8. Additive Fabrication & Manufacturing (3D Printing)
While this type of fabrication is less common today, there’s no doubt that it will absolutely be considered part of the normal offerings available by many manufacturers. While additive fabrication technology can still be cost-prohibitive to deploy on a large scale, it is still an incredibly flexible, useful tool to add to a lineup of capabilities as the machines become less expensive to purchase and maintain. This is especially true for companies that specialize in high-mix, low-volume production where customization and personalization are often paramount, but must be balanced with efficiency and waste reduction as much as possible.
9. Raw Materials Pricing
For years, raw materials prices were falling, with iron ore reaching historic lows, while scrap metals, for the most part, remained relatively stable. Then COVID-19 hit, and in 2021, most raw material and scrap prices have skyrocketed. Oil increased by 58% in only 4 months. In fact, everything from wood to cotton has experienced enormous price increases. According to Bloomberg, steel futures in China have completed obliterated records, even outpacing gains in iron ore — a key ingredient in steel production. And the World Bank recently announced that even though the cost of many raw materials increased in 2020, 2021 was likely to see another 10% rise on average. This upward swing has caused many products to become more expensive — cost prohibitively so in some cases. The rising cost of raw materials, including steel and aluminum, has made everything from new and used cars to new construction homes unaffordable to many.
10. Data-Based Decision Making
Enterprise resource planning (ERP) systems are now so rich and complex that they are able to easily gather data from throughout organizations and house everything in one secure place, whether cloud-based or on-premise. There it can be accessed by a variety of different applications and departments, enabling the system to support multiple individuals and workflows.
At EVS, we have found our ERP, MIE Trak Pro, to be an invaluable tool in streamlining processes and improving information flow throughout the company. The ability to share data from all different areas of our company in real-time has given us the opportunity to optimize productivity and create efficiencies across the board, in all four of our U.S. locations, from our shop floors to our warehouses to our corporate office in New Jersey.

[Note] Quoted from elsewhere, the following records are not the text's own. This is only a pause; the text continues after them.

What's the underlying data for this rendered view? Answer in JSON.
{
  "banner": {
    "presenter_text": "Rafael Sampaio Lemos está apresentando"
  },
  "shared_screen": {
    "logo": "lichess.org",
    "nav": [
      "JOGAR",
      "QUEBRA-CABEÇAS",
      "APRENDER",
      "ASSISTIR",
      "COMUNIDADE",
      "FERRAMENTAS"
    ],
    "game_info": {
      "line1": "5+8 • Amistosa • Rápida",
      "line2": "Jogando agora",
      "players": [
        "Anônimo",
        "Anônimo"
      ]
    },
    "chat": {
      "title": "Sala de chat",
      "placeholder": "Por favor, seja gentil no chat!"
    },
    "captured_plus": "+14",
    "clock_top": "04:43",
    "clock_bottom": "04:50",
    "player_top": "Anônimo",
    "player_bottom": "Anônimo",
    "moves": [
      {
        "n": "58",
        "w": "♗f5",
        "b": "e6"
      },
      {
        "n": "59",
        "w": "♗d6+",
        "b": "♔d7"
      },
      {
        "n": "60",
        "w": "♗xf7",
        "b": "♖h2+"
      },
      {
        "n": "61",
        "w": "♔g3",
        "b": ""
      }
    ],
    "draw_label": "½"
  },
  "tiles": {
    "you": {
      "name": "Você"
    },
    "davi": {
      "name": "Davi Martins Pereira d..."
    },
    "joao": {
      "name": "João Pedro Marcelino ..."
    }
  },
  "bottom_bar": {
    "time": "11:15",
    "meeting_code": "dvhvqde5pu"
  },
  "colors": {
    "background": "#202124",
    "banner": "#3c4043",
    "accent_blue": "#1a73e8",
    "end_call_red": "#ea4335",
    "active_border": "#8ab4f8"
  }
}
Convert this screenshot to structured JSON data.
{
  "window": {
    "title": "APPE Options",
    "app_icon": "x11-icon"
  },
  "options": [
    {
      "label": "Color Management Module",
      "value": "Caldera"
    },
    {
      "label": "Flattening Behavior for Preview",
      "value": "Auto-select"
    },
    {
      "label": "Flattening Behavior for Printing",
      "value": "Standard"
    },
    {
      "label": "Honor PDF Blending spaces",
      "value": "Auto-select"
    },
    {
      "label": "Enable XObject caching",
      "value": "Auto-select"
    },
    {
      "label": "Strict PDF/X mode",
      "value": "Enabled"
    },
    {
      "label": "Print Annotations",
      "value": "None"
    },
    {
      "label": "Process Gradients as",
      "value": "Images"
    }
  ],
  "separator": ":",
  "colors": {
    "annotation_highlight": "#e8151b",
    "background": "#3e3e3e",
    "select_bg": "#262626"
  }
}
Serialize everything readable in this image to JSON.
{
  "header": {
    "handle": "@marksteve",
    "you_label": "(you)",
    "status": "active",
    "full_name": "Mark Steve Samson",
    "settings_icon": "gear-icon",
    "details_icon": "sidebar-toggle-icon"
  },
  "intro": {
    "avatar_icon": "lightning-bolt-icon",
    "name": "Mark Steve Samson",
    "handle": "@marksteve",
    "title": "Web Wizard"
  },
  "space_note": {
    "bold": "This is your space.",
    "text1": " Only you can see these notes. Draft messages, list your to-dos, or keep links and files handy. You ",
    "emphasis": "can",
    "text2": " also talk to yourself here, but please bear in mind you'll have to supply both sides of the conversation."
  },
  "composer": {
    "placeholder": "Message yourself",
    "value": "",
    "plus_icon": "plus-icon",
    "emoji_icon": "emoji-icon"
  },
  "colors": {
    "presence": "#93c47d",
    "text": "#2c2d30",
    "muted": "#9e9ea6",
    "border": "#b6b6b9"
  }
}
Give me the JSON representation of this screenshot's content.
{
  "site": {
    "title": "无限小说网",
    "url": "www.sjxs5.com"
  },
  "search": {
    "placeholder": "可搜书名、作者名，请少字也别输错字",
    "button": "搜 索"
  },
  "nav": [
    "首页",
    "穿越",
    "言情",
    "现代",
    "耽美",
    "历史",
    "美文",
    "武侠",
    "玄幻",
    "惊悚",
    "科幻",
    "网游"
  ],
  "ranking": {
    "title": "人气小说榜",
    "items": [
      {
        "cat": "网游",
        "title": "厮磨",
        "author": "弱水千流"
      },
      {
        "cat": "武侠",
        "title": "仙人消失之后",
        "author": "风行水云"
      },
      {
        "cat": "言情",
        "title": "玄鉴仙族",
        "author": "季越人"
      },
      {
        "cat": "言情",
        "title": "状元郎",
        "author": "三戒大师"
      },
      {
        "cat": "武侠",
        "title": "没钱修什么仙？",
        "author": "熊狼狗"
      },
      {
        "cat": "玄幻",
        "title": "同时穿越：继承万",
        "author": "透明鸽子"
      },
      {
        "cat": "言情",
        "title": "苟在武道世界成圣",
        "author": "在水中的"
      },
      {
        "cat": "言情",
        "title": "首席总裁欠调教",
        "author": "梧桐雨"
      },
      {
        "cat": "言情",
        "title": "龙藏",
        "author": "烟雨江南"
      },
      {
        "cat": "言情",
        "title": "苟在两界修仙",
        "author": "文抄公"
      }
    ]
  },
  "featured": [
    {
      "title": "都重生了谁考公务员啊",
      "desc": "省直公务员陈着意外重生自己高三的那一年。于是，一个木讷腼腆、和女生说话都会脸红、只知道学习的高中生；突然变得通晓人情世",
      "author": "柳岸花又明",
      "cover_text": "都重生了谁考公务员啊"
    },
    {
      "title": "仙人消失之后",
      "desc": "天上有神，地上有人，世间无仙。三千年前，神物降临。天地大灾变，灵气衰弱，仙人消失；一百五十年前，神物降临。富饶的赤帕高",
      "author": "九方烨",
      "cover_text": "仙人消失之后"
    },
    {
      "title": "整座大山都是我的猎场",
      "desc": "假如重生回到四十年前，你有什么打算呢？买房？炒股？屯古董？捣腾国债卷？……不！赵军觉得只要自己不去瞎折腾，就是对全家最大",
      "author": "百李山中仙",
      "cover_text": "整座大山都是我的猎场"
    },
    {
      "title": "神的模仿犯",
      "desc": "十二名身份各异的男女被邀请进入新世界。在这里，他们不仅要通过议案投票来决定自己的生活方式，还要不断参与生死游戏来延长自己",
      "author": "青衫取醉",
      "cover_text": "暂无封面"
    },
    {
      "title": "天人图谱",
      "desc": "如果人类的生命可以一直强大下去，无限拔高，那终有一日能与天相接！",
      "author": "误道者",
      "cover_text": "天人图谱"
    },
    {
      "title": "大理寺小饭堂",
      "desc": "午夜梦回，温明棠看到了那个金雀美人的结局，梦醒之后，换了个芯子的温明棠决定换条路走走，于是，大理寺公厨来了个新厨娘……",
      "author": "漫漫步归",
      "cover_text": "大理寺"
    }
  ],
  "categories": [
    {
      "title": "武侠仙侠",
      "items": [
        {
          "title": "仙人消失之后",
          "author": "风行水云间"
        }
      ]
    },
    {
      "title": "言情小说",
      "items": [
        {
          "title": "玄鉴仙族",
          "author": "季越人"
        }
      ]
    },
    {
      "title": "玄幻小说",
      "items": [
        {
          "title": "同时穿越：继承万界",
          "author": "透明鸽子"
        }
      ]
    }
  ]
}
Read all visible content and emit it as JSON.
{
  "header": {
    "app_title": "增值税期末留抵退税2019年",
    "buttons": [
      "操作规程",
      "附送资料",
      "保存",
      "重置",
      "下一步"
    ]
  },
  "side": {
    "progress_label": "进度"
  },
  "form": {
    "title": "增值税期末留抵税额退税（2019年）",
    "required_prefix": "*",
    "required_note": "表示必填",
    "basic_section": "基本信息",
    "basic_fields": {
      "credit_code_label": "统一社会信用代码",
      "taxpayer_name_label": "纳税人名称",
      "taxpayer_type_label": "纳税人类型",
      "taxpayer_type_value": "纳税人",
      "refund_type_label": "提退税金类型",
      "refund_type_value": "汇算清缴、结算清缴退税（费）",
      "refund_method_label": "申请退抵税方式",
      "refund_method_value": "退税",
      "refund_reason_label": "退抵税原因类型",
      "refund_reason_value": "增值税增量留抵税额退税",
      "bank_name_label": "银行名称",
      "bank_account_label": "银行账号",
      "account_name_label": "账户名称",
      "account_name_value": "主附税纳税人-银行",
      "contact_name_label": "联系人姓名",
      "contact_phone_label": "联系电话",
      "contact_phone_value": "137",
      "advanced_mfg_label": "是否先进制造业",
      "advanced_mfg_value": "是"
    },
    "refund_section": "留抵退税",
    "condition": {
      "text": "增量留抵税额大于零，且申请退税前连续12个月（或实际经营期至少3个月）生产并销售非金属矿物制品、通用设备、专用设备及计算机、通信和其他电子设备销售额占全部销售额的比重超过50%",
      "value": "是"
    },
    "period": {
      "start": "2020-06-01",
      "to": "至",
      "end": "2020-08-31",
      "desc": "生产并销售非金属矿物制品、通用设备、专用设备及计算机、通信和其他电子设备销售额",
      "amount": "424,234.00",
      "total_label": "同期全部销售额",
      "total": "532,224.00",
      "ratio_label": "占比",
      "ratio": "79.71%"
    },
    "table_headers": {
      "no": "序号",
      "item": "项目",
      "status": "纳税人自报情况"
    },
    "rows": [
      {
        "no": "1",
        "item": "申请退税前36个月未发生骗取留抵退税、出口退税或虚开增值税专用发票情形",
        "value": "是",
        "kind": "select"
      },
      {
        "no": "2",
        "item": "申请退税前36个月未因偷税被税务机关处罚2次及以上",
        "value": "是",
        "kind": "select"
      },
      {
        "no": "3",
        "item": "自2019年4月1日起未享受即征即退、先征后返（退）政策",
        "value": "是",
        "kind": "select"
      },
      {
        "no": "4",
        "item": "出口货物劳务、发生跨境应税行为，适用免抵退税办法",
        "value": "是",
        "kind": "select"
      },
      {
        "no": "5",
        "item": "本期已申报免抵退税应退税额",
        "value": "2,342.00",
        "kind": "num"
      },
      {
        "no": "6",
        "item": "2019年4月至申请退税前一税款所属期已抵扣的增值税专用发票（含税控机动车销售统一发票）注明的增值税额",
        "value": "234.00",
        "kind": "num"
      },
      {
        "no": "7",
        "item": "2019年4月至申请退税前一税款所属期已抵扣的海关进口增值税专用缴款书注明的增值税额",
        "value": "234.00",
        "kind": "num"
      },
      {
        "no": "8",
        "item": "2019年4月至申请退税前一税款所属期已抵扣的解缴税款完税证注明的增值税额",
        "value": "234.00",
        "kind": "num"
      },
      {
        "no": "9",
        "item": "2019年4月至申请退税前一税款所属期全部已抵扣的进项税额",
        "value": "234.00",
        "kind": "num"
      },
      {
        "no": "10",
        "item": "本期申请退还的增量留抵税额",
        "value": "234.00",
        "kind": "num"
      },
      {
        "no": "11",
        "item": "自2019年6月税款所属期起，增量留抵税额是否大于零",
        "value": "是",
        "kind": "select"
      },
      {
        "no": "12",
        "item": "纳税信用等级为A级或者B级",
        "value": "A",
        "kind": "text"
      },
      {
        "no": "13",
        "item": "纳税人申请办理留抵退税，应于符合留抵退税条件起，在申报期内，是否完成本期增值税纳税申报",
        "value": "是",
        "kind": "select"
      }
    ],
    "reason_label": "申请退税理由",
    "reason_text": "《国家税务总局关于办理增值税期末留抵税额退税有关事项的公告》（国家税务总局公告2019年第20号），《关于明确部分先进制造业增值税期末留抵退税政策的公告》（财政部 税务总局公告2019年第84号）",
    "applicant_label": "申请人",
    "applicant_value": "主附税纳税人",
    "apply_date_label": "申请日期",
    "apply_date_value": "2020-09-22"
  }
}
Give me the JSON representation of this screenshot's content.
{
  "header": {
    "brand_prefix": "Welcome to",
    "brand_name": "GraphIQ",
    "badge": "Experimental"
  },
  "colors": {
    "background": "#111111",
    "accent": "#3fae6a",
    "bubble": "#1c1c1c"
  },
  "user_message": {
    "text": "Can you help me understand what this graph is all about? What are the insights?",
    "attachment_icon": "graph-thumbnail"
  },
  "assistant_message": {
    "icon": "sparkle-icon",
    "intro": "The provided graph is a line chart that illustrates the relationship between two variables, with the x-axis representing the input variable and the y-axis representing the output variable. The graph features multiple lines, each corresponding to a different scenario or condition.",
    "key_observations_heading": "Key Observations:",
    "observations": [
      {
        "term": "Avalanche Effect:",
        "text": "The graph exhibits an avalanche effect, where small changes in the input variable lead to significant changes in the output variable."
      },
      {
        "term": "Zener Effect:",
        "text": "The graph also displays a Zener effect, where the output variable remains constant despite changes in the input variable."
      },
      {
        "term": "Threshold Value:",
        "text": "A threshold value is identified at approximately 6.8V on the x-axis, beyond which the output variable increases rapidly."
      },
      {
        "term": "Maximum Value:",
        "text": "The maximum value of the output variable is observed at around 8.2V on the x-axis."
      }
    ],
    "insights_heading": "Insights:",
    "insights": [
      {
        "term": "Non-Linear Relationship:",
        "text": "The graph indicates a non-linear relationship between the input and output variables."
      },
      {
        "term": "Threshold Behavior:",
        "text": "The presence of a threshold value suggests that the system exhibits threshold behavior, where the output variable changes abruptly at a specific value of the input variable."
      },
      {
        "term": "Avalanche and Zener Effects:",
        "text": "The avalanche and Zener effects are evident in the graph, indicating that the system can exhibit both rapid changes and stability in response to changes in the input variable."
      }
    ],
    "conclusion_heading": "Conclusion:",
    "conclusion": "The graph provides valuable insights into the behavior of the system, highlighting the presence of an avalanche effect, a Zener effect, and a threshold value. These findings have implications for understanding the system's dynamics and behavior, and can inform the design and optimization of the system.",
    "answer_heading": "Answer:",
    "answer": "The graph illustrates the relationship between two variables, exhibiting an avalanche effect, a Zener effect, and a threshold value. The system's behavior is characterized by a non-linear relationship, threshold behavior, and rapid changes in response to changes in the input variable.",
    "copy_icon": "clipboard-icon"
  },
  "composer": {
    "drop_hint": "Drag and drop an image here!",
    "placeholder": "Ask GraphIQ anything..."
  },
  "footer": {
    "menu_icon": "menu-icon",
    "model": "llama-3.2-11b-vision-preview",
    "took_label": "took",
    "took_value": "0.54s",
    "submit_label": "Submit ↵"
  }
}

Using data-driven intelligence to drive business insights and translate them into actionable items via an ERP is just one way in which EVS stays ahead in a constantly-changing industry.
Interested in learning more about how EVS’s precision sheet metal fabrication capabilities can help with your next project? Get a quote online, or give us a call at 1-888-9EVSMET.